*WORK TASK*
Print every entry, word for word, and skip the images.

[Records from a data collection]
··········
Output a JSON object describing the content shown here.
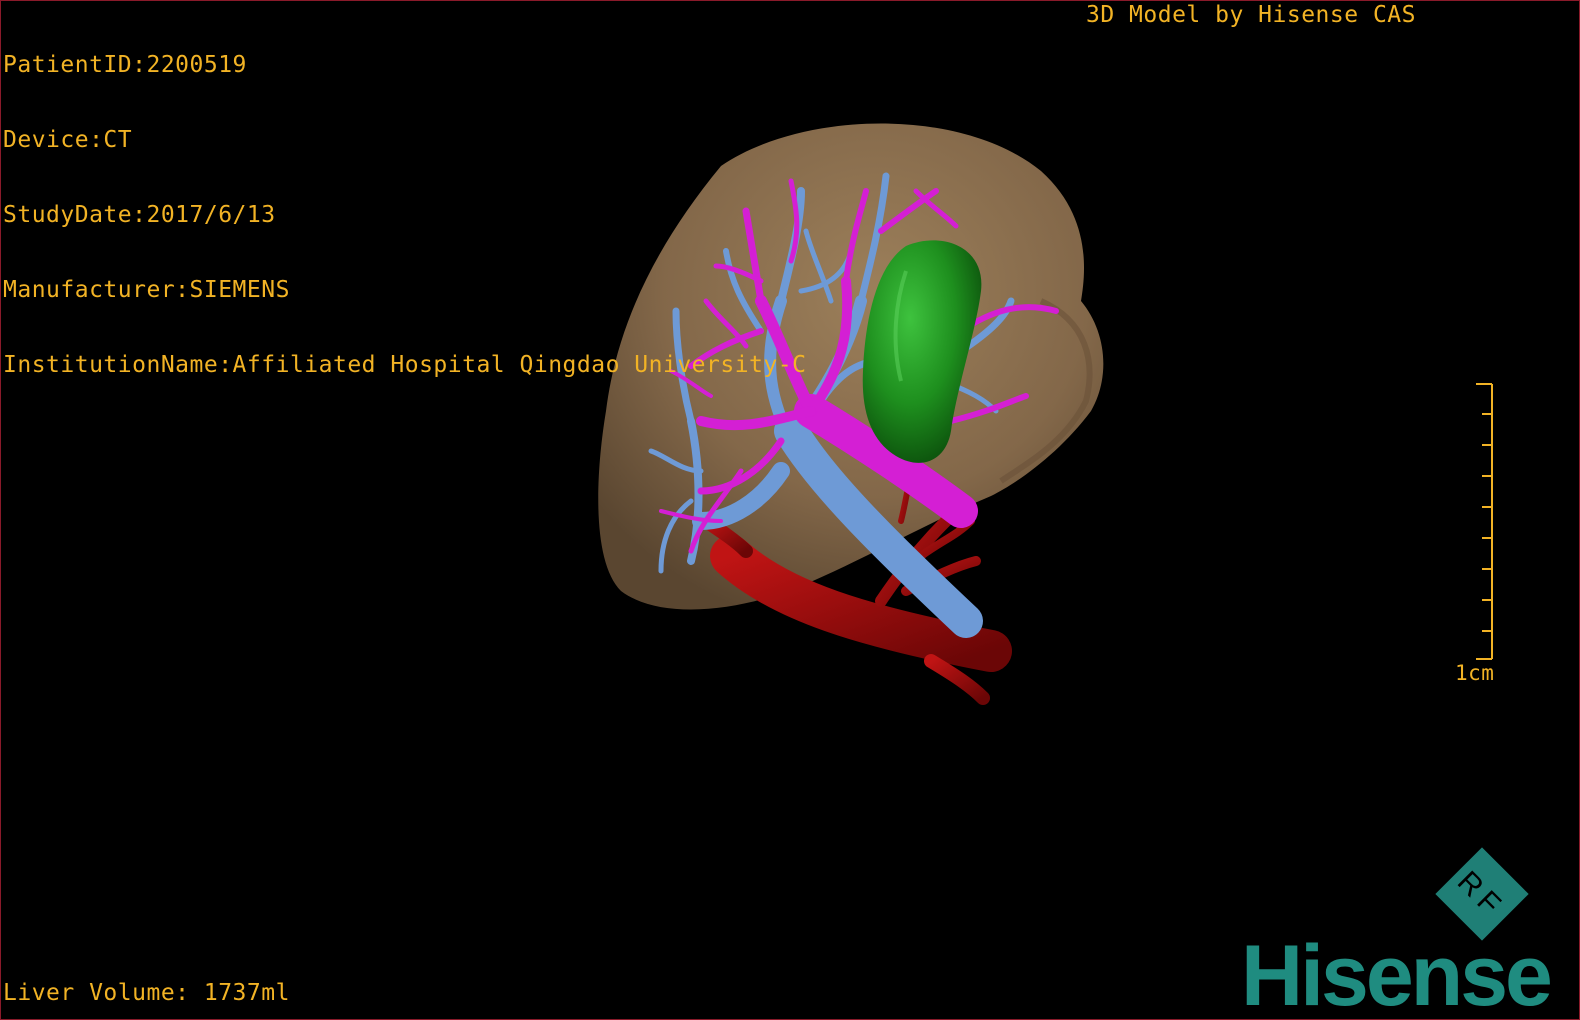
{
  "patient_info": {
    "patient_id": "PatientID:2200519",
    "device": "Device:CT",
    "study_date": "StudyDate:2017/6/13",
    "manufacturer": "Manufacturer:SIEMENS",
    "institution": "InstitutionName:Affiliated Hospital Qingdao University-C"
  },
  "model_credit": "3D Model by Hisense CAS",
  "liver_volume": "Liver Volume: 1737ml",
  "scale": {
    "label": "1cm"
  },
  "badge": {
    "text": "RF"
  },
  "brand": {
    "name": "Hisense"
  },
  "colors": {
    "overlay_text": "#f2b325",
    "liver": "#8a6d4d",
    "gallbladder": "#1e8f1e",
    "portal_vein": "#d41fd4",
    "hepatic_vein": "#6e9ad6",
    "artery": "#9e0b0b",
    "brand": "#1f8c80"
  },
  "model_structures": [
    "liver",
    "gallbladder",
    "portal-vein",
    "hepatic-vein",
    "artery"
  ]
}
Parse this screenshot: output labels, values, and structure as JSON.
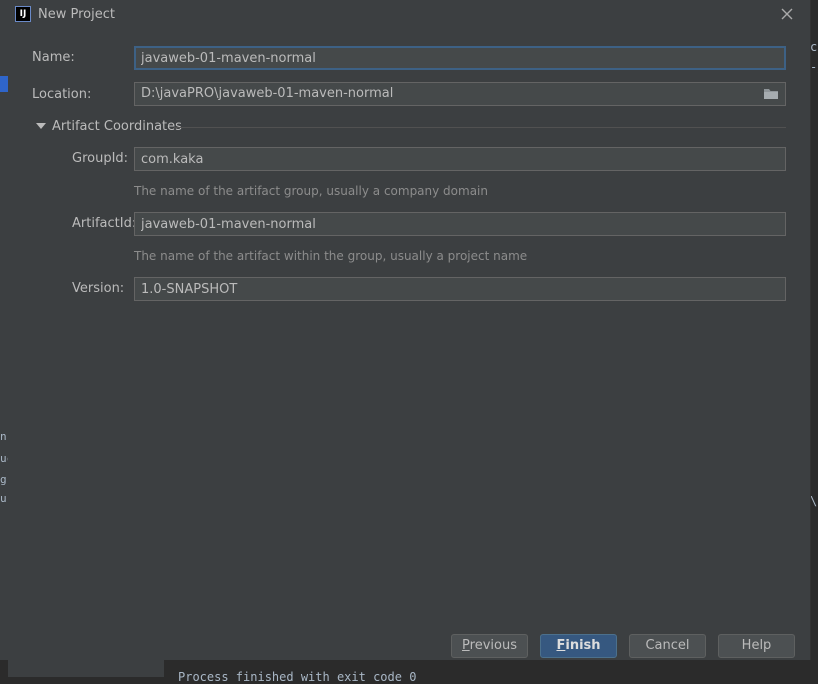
{
  "dialog": {
    "title": "New Project",
    "app_icon_text": "IJ"
  },
  "form": {
    "name_label": "Name:",
    "name_value": "javaweb-01-maven-normal",
    "location_label": "Location:",
    "location_value": "D:\\javaPRO\\javaweb-01-maven-normal"
  },
  "artifact": {
    "section_title": "Artifact Coordinates",
    "groupid_label": "GroupId:",
    "groupid_value": "com.kaka",
    "groupid_hint": "The name of the artifact group, usually a company domain",
    "artifactid_label": "ArtifactId:",
    "artifactid_value": "javaweb-01-maven-normal",
    "artifactid_hint": "The name of the artifact within the group, usually a project name",
    "version_label": "Version:",
    "version_value": "1.0-SNAPSHOT"
  },
  "buttons": {
    "previous_mnemonic": "P",
    "previous_rest": "revious",
    "finish_mnemonic": "F",
    "finish_rest": "inish",
    "cancel": "Cancel",
    "help": "Help"
  },
  "background": {
    "console_text": "Process finished with exit code 0",
    "left_fragments": [
      "n:",
      "uc",
      "g",
      "ur"
    ],
    "right_fragments": [
      "c",
      "-/",
      "\\"
    ]
  },
  "colors": {
    "dialog_bg": "#3c3f41",
    "field_bg": "#45494a",
    "focus_border": "#3d6185",
    "primary_button": "#365880"
  }
}
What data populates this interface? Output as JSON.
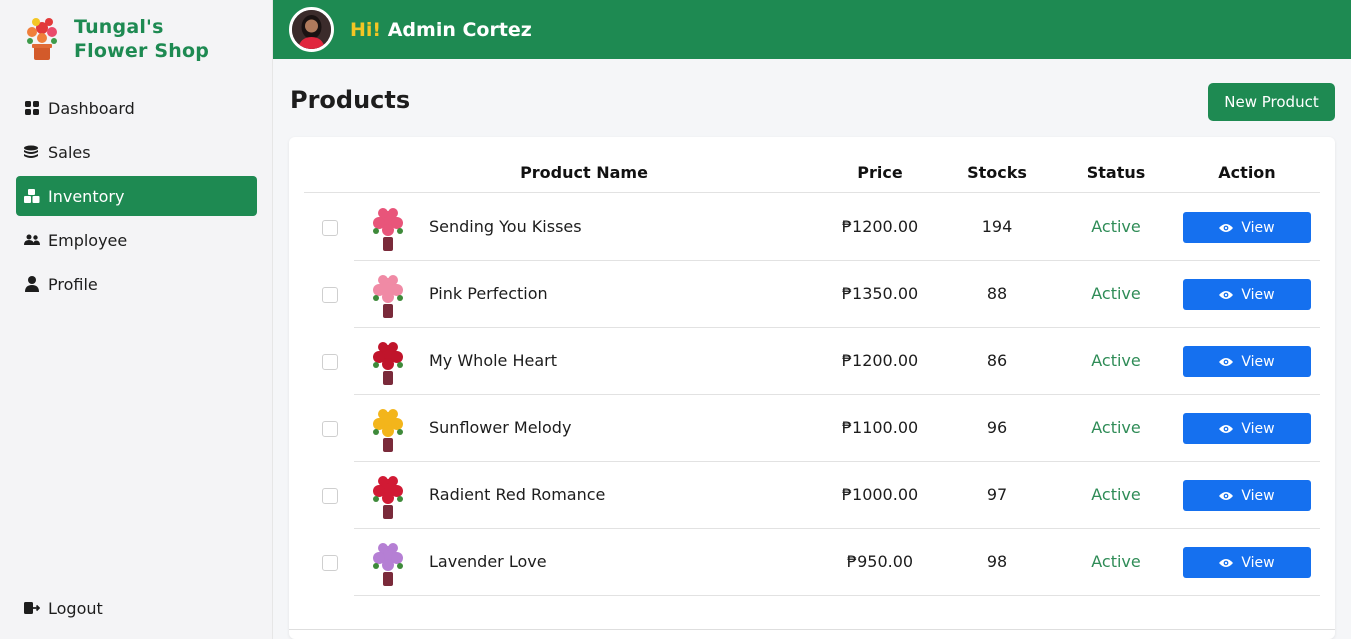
{
  "brand": {
    "line1": "Tungal's",
    "line2": "Flower Shop"
  },
  "sidebar": {
    "items": [
      {
        "label": "Dashboard",
        "icon": "grid-icon",
        "active": false
      },
      {
        "label": "Sales",
        "icon": "coins-icon",
        "active": false
      },
      {
        "label": "Inventory",
        "icon": "boxes-icon",
        "active": true
      },
      {
        "label": "Employee",
        "icon": "users-icon",
        "active": false
      },
      {
        "label": "Profile",
        "icon": "user-icon",
        "active": false
      }
    ],
    "logout": "Logout"
  },
  "header": {
    "hi": "Hi!",
    "name": "Admin Cortez"
  },
  "main": {
    "title": "Products",
    "new_button": "New Product",
    "columns": {
      "name": "Product Name",
      "price": "Price",
      "stocks": "Stocks",
      "status": "Status",
      "action": "Action"
    },
    "view_label": "View",
    "products": [
      {
        "name": "Sending You Kisses",
        "price": "₱1200.00",
        "stocks": "194",
        "status": "Active",
        "flower": "#e8557a"
      },
      {
        "name": "Pink Perfection",
        "price": "₱1350.00",
        "stocks": "88",
        "status": "Active",
        "flower": "#f08aa5"
      },
      {
        "name": "My Whole Heart",
        "price": "₱1200.00",
        "stocks": "86",
        "status": "Active",
        "flower": "#c0142b"
      },
      {
        "name": "Sunflower Melody",
        "price": "₱1100.00",
        "stocks": "96",
        "status": "Active",
        "flower": "#f3b51b"
      },
      {
        "name": "Radient Red Romance",
        "price": "₱1000.00",
        "stocks": "97",
        "status": "Active",
        "flower": "#d11a34"
      },
      {
        "name": "Lavender Love",
        "price": "₱950.00",
        "stocks": "98",
        "status": "Active",
        "flower": "#b57fd4"
      }
    ]
  },
  "colors": {
    "brand_green": "#1e8a52",
    "accent_yellow": "#f3c624",
    "view_blue": "#1570ef",
    "status_green": "#2f8c57"
  }
}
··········
*SOLUTION*
Output a JSON object describing the content shown here.
{
  "patient_info": {
    "patient_id": "PatientID:2200519",
    "device": "Device:CT",
    "study_date": "StudyDate:2017/6/13",
    "manufacturer": "Manufacturer:SIEMENS",
    "institution": "InstitutionName:Affiliated Hospital Qingdao University-C"
  },
  "model_credit": "3D Model by Hisense CAS",
  "liver_volume": "Liver Volume: 1737ml",
  "scale": {
    "label": "1cm"
  },
  "badge": {
    "text": "RF"
  },
  "brand": {
    "name": "Hisense"
  },
  "colors": {
    "overlay_text": "#f2b325",
    "liver": "#8a6d4d",
    "gallbladder": "#1e8f1e",
    "portal_vein": "#d41fd4",
    "hepatic_vein": "#6e9ad6",
    "artery": "#9e0b0b",
    "brand": "#1f8c80"
  },
  "model_structures": [
    "liver",
    "gallbladder",
    "portal-vein",
    "hepatic-vein",
    "artery"
  ]
}
Parse this screenshot: output labels, values, and structure as JSON.
{
  "dialog": {
    "title": "New Project",
    "app_icon_text": "IJ"
  },
  "form": {
    "name_label": "Name:",
    "name_value": "javaweb-01-maven-normal",
    "location_label": "Location:",
    "location_value": "D:\\javaPRO\\javaweb-01-maven-normal"
  },
  "artifact": {
    "section_title": "Artifact Coordinates",
    "groupid_label": "GroupId:",
    "groupid_value": "com.kaka",
    "groupid_hint": "The name of the artifact group, usually a company domain",
    "artifactid_label": "ArtifactId:",
    "artifactid_value": "javaweb-01-maven-normal",
    "artifactid_hint": "The name of the artifact within the group, usually a project name",
    "version_label": "Version:",
    "version_value": "1.0-SNAPSHOT"
  },
  "buttons": {
    "previous_mnemonic": "P",
    "previous_rest": "revious",
    "finish_mnemonic": "F",
    "finish_rest": "inish",
    "cancel": "Cancel",
    "help": "Help"
  },
  "background": {
    "console_text": "Process finished with exit code 0",
    "left_fragments": [
      "n:",
      "uc",
      "g",
      "ur"
    ],
    "right_fragments": [
      "c",
      "-/",
      "\\"
    ]
  },
  "colors": {
    "dialog_bg": "#3c3f41",
    "field_bg": "#45494a",
    "focus_border": "#3d6185",
    "primary_button": "#365880"
  }
}
What data populates this interface? Output as JSON.
{
  "brand": {
    "line1": "Tungal's",
    "line2": "Flower Shop"
  },
  "sidebar": {
    "items": [
      {
        "label": "Dashboard",
        "icon": "grid-icon",
        "active": false
      },
      {
        "label": "Sales",
        "icon": "coins-icon",
        "active": false
      },
      {
        "label": "Inventory",
        "icon": "boxes-icon",
        "active": true
      },
      {
        "label": "Employee",
        "icon": "users-icon",
        "active": false
      },
      {
        "label": "Profile",
        "icon": "user-icon",
        "active": false
      }
    ],
    "logout": "Logout"
  },
  "header": {
    "hi": "Hi!",
    "name": "Admin Cortez"
  },
  "main": {
    "title": "Products",
    "new_button": "New Product",
    "columns": {
      "name": "Product Name",
      "price": "Price",
      "stocks": "Stocks",
      "status": "Status",
      "action": "Action"
    },
    "view_label": "View",
    "products": [
      {
        "name": "Sending You Kisses",
        "price": "₱1200.00",
        "stocks": "194",
        "status": "Active",
        "flower": "#e8557a"
      },
      {
        "name": "Pink Perfection",
        "price": "₱1350.00",
        "stocks": "88",
        "status": "Active",
        "flower": "#f08aa5"
      },
      {
        "name": "My Whole Heart",
        "price": "₱1200.00",
        "stocks": "86",
        "status": "Active",
        "flower": "#c0142b"
      },
      {
        "name": "Sunflower Melody",
        "price": "₱1100.00",
        "stocks": "96",
        "status": "Active",
        "flower": "#f3b51b"
      },
      {
        "name": "Radient Red Romance",
        "price": "₱1000.00",
        "stocks": "97",
        "status": "Active",
        "flower": "#d11a34"
      },
      {
        "name": "Lavender Love",
        "price": "₱950.00",
        "stocks": "98",
        "status": "Active",
        "flower": "#b57fd4"
      }
    ]
  },
  "colors": {
    "brand_green": "#1e8a52",
    "accent_yellow": "#f3c624",
    "view_blue": "#1570ef",
    "status_green": "#2f8c57"
  }
}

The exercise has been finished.